I was speaking to a prospective VA on the phone the other day. She had been researching the Virtual Assistant industry and my name kept popping up everywhere she looked. She is also an avid reader of my blog (hi Helen!).
During the course of the conversation she said the same thing I often hear ‘newbies’ say and that is, they want to learn a number of things before they start their businesses. I decided to explore this further with her.
Whilst it is true that VAs need to have a certain amount of experience behind them (a minimum 5 years office/admin/secretarial is good) it does not mean they need to know how to do everything: bookkeeping, Powerpoint presentations, database management, etc. They really need to start with what they know and what they’re experienced in doing.
If you have excellent typing skills and know how to format documents properly and are skilled at using Word, WordPerfect or another word-processing program, then you can provide services with these skills. Because you are good at typing you can even do data entry into spreadsheets or other programs.
As you gain an interest in different areas of office management or computer use, then you can increase the services you have to offer, as long as you don’t make the mistake of offering services you don’t have experience with.
Previous posts I’ve written have explained how I got into databases, websites and blogs – each time because of a client need and each time because the client and I had already established a working relationship to the point where they felt they could ask me to learn or explore something on their behalf. They knew if I felt it was beyond me I would refer them to someone who was capable (through my VA team). But they also knew that I pick up things quite quickly and that I enjoy challenges and often the new skill I’ve learned has become a new service within about six months.
It is really important though, that you allow that relationship of trust to be built first because if it backfires and you don’t achieve what you said you were going to do, the client will lose trust and you will lose face with your business and the referrals will stop coming in. A quick way to lose confidence in yourself.

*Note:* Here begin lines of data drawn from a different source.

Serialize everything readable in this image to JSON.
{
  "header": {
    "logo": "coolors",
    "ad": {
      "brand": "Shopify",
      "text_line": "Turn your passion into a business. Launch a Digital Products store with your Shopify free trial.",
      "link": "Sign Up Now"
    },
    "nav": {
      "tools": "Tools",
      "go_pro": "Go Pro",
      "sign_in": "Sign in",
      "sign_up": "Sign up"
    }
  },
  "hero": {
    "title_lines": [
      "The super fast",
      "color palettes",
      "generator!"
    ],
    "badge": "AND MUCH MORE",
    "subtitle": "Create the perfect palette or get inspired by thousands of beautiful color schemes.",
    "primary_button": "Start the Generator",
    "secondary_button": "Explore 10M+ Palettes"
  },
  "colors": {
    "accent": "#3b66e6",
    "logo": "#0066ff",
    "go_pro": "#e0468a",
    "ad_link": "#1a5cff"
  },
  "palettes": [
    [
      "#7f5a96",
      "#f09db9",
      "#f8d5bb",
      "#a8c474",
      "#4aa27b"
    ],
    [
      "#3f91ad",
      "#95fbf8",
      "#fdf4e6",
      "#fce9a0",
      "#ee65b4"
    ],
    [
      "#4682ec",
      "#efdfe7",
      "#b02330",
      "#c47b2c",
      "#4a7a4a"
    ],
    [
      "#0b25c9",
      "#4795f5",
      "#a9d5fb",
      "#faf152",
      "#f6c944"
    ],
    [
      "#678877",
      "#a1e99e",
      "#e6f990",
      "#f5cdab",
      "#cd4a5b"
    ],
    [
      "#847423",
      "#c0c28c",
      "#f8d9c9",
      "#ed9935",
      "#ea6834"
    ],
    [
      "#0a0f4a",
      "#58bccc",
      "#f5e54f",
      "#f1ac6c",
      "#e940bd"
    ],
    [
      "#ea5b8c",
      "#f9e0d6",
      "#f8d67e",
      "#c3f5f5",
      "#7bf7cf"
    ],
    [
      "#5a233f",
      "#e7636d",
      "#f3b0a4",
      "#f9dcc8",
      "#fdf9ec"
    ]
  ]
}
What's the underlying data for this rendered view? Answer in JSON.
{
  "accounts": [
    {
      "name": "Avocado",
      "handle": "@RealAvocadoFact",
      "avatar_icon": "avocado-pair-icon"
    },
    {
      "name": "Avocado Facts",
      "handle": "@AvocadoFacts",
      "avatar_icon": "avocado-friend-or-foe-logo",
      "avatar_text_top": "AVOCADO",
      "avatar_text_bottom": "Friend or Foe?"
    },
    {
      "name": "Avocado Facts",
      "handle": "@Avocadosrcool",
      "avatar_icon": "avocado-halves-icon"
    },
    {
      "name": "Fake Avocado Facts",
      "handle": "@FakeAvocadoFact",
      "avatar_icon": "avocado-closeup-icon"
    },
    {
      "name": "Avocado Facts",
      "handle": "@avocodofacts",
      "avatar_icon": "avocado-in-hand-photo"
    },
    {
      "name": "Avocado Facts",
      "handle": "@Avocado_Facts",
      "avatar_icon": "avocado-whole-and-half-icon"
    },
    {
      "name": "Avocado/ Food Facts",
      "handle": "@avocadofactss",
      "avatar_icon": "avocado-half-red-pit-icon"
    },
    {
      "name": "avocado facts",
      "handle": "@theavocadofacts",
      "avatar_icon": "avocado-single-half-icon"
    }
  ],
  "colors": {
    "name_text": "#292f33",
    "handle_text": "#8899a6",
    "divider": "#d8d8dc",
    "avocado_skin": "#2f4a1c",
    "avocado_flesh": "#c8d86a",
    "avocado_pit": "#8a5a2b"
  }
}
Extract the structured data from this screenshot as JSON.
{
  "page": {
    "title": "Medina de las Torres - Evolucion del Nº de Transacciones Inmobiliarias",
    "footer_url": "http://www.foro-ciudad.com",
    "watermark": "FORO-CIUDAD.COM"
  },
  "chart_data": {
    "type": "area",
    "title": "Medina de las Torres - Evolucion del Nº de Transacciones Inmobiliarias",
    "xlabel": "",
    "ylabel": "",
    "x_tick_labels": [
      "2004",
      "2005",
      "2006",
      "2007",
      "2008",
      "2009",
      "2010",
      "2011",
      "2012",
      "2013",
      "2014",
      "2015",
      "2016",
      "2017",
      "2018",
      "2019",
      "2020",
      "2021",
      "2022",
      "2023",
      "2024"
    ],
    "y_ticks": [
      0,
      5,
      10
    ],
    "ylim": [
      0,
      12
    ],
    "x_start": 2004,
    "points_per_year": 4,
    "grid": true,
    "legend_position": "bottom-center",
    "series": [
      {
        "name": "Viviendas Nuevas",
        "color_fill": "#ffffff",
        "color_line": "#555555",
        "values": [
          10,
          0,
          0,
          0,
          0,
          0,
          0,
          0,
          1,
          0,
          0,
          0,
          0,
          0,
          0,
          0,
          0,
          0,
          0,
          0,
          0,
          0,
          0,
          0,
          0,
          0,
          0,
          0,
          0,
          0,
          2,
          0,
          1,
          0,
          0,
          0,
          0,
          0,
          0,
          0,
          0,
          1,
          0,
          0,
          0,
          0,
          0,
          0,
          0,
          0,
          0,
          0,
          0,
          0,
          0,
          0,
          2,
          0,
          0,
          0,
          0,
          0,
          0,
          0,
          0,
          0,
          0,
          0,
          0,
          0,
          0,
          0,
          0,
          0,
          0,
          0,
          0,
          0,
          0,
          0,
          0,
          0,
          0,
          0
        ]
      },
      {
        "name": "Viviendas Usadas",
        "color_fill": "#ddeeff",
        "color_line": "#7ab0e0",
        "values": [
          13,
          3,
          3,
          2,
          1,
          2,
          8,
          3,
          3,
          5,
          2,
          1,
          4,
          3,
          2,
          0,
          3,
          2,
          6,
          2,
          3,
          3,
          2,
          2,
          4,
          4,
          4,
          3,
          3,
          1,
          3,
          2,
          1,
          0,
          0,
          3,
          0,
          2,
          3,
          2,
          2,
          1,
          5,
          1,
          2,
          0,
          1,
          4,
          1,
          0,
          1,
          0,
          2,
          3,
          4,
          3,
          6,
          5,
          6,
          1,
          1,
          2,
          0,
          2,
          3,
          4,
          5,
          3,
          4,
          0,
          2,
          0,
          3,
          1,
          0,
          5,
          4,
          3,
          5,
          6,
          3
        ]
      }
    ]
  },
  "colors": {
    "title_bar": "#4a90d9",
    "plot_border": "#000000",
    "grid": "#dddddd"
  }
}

Kathie is the owner of VA Directory and is former past President of the Australian VA Association. She founded the Virtual Assistant industry in Australia in the mid 90s, having already been operating a home-based secretarial service. Today the VA industry covers a multitude of office-based services for clients worldwide.